So, that summer was a lesson in surfing more powerful waves and going fast, which definitely changed my style and approach to surfing. I came home and won the United States championship in the Junior Mens’ division shortly after.
It also gave me a big dose of learning how to shut up. Of course I still had a big mouth, no mistake about that, just not as big.
ASK THE EXPERT
Q. I am hitting the “can’t pop up easily” stage of my surfing life. From what I understand this is part of getting on in your surfing life and happens to everybody at some point. I just turned 68 and have been surfing most of my life, so this is not a happy turn of events for me. But I understand, and have heard you point out in your columns, that there are options. Could you run that down, the short version, for me? Thank you, I will appreciate your input.

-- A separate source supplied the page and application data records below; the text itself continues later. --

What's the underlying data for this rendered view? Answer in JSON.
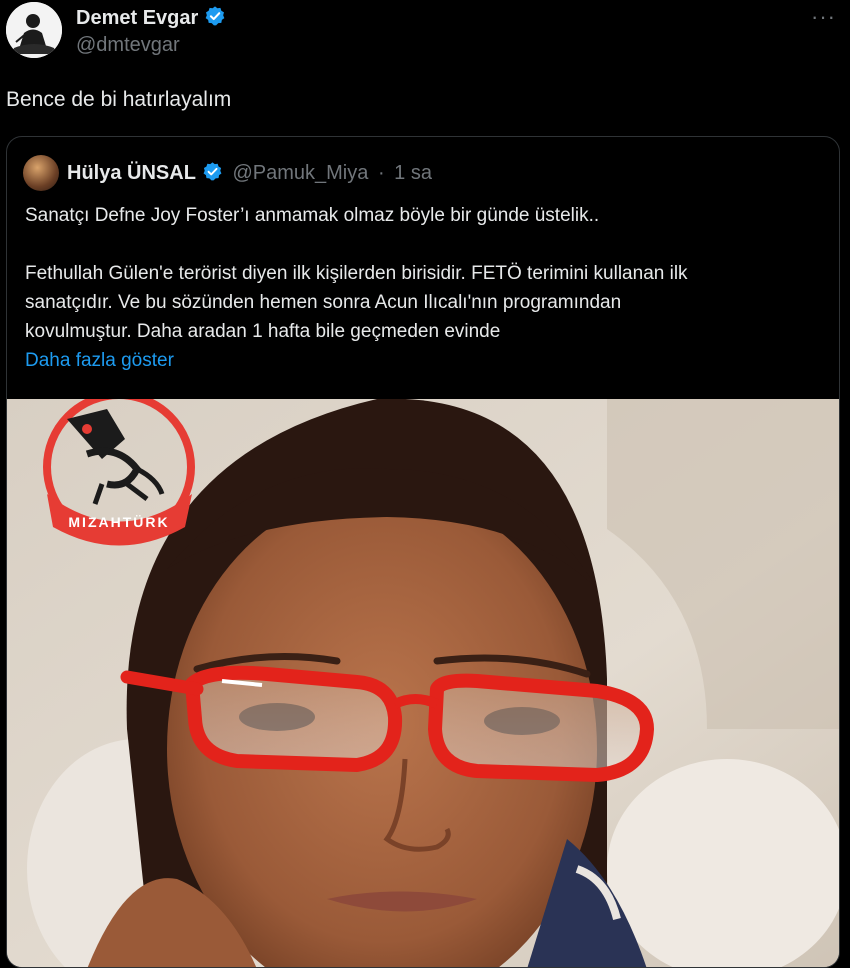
{
  "tweet": {
    "author_name": "Demet Evgar",
    "author_handle": "@dmtevgar",
    "more_icon": "more-options-icon",
    "text": "Bence de bi hatırlayalım"
  },
  "quote": {
    "author_name": "Hülya ÜNSAL",
    "author_handle": "@Pamuk_Miya",
    "separator": "·",
    "time": "1 sa",
    "lines": [
      "Sanatçı  Defne Joy Foster’ı anmamak olmaz böyle bir günde üstelik..",
      "Fethullah Gülen'e terörist diyen ilk kişilerden birisidir. FETÖ terimini kullanan ilk",
      "sanatçıdır. Ve bu sözünden hemen sonra Acun Ilıcalı'nın programından",
      "kovulmuştur. Daha aradan 1 hafta bile geçmeden evinde"
    ],
    "show_more": "Daha fazla göster",
    "watermark": "MIZAHTÜRK"
  },
  "colors": {
    "background": "#000000",
    "text": "#e7e9ea",
    "muted": "#71767b",
    "link": "#1d9bf0",
    "verified": "#1d9bf0",
    "glasses": "#e3231b"
  }
}
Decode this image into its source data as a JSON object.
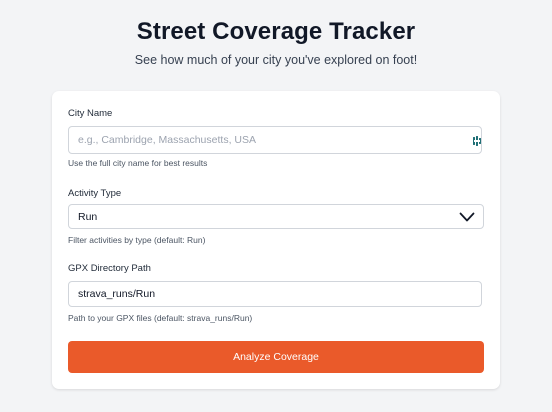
{
  "header": {
    "title": "Street Coverage Tracker",
    "subtitle": "See how much of your city you've explored on foot!"
  },
  "form": {
    "city": {
      "label": "City Name",
      "value": "",
      "placeholder": "e.g., Cambridge, Massachusetts, USA",
      "hint": "Use the full city name for best results",
      "autofill_icon": "password-manager-icon"
    },
    "activity": {
      "label": "Activity Type",
      "selected": "Run",
      "hint": "Filter activities by type (default: Run)",
      "icon": "chevron-down-icon"
    },
    "gpx": {
      "label": "GPX Directory Path",
      "value": "strava_runs/Run",
      "hint": "Path to your GPX files (default: strava_runs/Run)"
    },
    "submit_label": "Analyze Coverage"
  },
  "colors": {
    "background": "#f3f4f6",
    "card": "#ffffff",
    "accent": "#ea5a2a"
  }
}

– Will Turner, Palos Verdes
A. Yes, this is a subject I can relate to, as I have recently gone through the transition myself.
Here is some food for thought: As long as you are able to paddle out and ride waves, it becomes less important what you are riding than it is that you are just riding, period.
I went to a SUP (Stand Up Paddleboard), as I felt that I can still surf reasonably the same on one of those as a normal prone board.
In fact, I now feel that my current SUP rides better than any longboard I ever rode. Having been on mid-sized boards, I did have to readjust my approach to a more “longboard” style. But this opened up things like nose riding and other fun stuff that I had not been doing on my smaller boards … and it is just that, very fun.
Other people choose boogie boards, knee boards, surf skis and air matts. All good. There are also the super long “glider” boards that are so big and long it is easier to pop up. The key thing with those is you do still have to pop up.
So, there are a lot of choices out there for you. The key thing is to keep the stoke and ride something. Good luck.